Monday, October 3, 2016

223 Boeing experts view on MH17

"Here is my analysis as an ex-Boeing aero-engineer:
The Boeing 777 was initially at 33,000 ft. The aircraft, therefore was above the Su-25's (Ukrainian fighter jet) ceiling, as listed at Wikipedia. (service ceiling: 7000 m = 22,965 ft. clean, 5000 m (16,000 ft.) with max weapons.. I am aware of the comments both sides that this is an artificial, CIA-changed figure and that Su-25 pilots have reached at least 30,000 ft. with supplemental oxygen. For the purpose here, it does not matter. I am presuming the Su-25 was carrying only two R-60 air to air missiles, which are low drag. So the service ceiling in this case would have been around 21- 22,000 ft. (the upgrades to the Su-25 did not include engine or aerodynamic changes, so are unlikely to have increased the ceiling). The 777 was within reach of the R-60s, though (66,000 ft, Match 2.7). As a non-maneuvering transport aircraft, it would have been laughable easy to hit the 777. It would have salvo-ed both missiles, both for increased hit chances and to avoid coming back with only one missile (very noticeable, as opposed to just empty pylons). The above would tie in with ret. Col Zhilin's testimony. Most reports indicate the accompanying jet-fighter was closing from he rear, which is the most advantageous for infra-red guidance. With infra-red guidance, the missile would home-in directly on the hottest area - the engine exhaust. The warhead would probably detonate in the exhaust cone adjacent to it. In the Boeing 777, the engine is slung well out in the front of the wing. The expanding-rod warhead would rip up the engine but probably not take out the wing or the flight control cabling. The 'hit' (or hits) might indeed be survivable, (which explains FA Minister Timmermans unintended off the cuff remark that some passengers still had their oxygen masks on) To-days engines are built with FAA-mandated 'containment shields' They are meant to contain high velocity fan/compressor/turbine blades if something causes them to shear-off. They are basically armored 'cans' surrounding the rotating parts. A missile detonating inside this 'can' might have the expanding-rods contained, rather than punching through the nacelle and into the fuselage. If detonating on the far side of this e'can' from the fuselage, much the same result...Also Col Zhinlin says:...."the Boeing turned 180 degrees to the left". This would be the direct result of loosing thrust on the left engine.
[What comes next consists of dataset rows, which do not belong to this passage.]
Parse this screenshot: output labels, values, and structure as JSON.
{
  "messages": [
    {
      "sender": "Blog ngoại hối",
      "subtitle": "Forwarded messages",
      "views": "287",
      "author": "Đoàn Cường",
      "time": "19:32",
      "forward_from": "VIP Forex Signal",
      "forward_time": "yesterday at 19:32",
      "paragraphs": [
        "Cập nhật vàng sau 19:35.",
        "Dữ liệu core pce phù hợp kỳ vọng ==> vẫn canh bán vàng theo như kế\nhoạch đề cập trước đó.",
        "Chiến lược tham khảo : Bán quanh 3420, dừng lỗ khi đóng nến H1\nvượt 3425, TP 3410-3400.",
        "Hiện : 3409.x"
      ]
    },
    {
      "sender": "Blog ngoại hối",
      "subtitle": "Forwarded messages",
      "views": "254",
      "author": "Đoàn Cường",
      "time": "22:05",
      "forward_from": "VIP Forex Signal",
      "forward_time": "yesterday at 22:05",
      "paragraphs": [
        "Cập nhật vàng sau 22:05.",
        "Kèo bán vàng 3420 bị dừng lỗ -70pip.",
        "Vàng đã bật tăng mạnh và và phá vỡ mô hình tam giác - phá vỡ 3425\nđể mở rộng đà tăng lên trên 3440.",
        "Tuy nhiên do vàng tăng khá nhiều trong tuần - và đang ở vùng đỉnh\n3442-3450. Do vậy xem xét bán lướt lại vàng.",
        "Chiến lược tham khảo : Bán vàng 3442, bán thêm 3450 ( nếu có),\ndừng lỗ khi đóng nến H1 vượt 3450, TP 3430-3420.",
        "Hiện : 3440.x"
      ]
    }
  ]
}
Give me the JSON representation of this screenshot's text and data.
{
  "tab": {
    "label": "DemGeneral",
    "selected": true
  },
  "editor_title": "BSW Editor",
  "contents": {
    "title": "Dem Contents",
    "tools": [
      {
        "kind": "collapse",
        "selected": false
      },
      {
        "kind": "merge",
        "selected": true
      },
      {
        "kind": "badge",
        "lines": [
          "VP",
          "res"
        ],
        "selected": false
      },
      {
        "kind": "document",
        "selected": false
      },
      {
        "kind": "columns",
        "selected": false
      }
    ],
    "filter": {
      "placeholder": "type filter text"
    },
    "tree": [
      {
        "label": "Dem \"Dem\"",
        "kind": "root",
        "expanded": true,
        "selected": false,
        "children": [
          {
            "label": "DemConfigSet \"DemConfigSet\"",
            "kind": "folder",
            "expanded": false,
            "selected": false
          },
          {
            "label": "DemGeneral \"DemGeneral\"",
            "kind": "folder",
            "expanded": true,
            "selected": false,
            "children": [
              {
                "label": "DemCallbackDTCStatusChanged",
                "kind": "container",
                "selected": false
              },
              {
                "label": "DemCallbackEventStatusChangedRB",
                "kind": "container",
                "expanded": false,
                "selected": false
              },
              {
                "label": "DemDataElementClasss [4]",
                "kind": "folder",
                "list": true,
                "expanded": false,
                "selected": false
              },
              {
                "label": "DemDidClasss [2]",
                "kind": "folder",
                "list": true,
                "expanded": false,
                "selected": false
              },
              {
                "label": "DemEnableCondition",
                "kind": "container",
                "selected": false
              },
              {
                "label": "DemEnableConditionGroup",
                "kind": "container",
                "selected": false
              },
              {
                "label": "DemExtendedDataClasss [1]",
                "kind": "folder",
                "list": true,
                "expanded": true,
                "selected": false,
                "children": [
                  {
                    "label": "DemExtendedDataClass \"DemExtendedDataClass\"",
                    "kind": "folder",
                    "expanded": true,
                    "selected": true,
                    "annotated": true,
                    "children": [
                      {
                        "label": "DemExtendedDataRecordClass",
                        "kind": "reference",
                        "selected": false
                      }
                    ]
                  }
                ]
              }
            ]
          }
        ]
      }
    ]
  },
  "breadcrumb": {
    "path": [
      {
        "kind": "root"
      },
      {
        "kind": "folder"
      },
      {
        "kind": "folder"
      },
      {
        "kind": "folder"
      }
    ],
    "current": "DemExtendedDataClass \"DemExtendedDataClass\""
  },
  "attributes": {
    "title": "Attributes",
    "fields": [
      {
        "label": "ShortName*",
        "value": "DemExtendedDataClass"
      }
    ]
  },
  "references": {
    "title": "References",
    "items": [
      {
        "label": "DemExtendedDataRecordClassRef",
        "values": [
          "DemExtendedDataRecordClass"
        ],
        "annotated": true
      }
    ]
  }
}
The pilots were probably more concerned with staying in the air (under control) than their heading....( -out altitude capability (MTOW,ISA + 10C) Basic: 16,200 ft Maximum Weight: 15,600ft"
After the 777's engine was hit and disabled by the R-60, the 777 would have descended to around 15-16,000 feet. That is the standard one-engine out 'cruise altitude as above. It may have been below with damage. If I were the pilot, I would have been on a circling descent through and below that altitude looking for a nearby airport or good field. Since the R-60 ha such a small warhead, the pilots may not have known they were hit by a missile and assumed engine-out problem that could  account for the lack of initial reporting.(and sent out mayday calls, which must have been received by Kiev ACT and recorded on the flight recorders, but have never been released or revealed * my addition).
The decent would have put the 777 well within the Su25 (Wikipedia) altitude capability. So it would have been possible at that point to conduct a 'strafing' run with 30 mm cannons. With the 777 turning, that may have presented the opportunity for whatever angle shot the pilot wanted. As various commentators have noted, there seem to have been a concentration on the cockpit and avionics bay. Unfortunately, with the 'secrecy agreement' in place, I see no way that any important evidence will be revealed, barring a Snowdon-like release by someone with a conscience......"

*) More posts on MH 17  scroll down from 170 and 201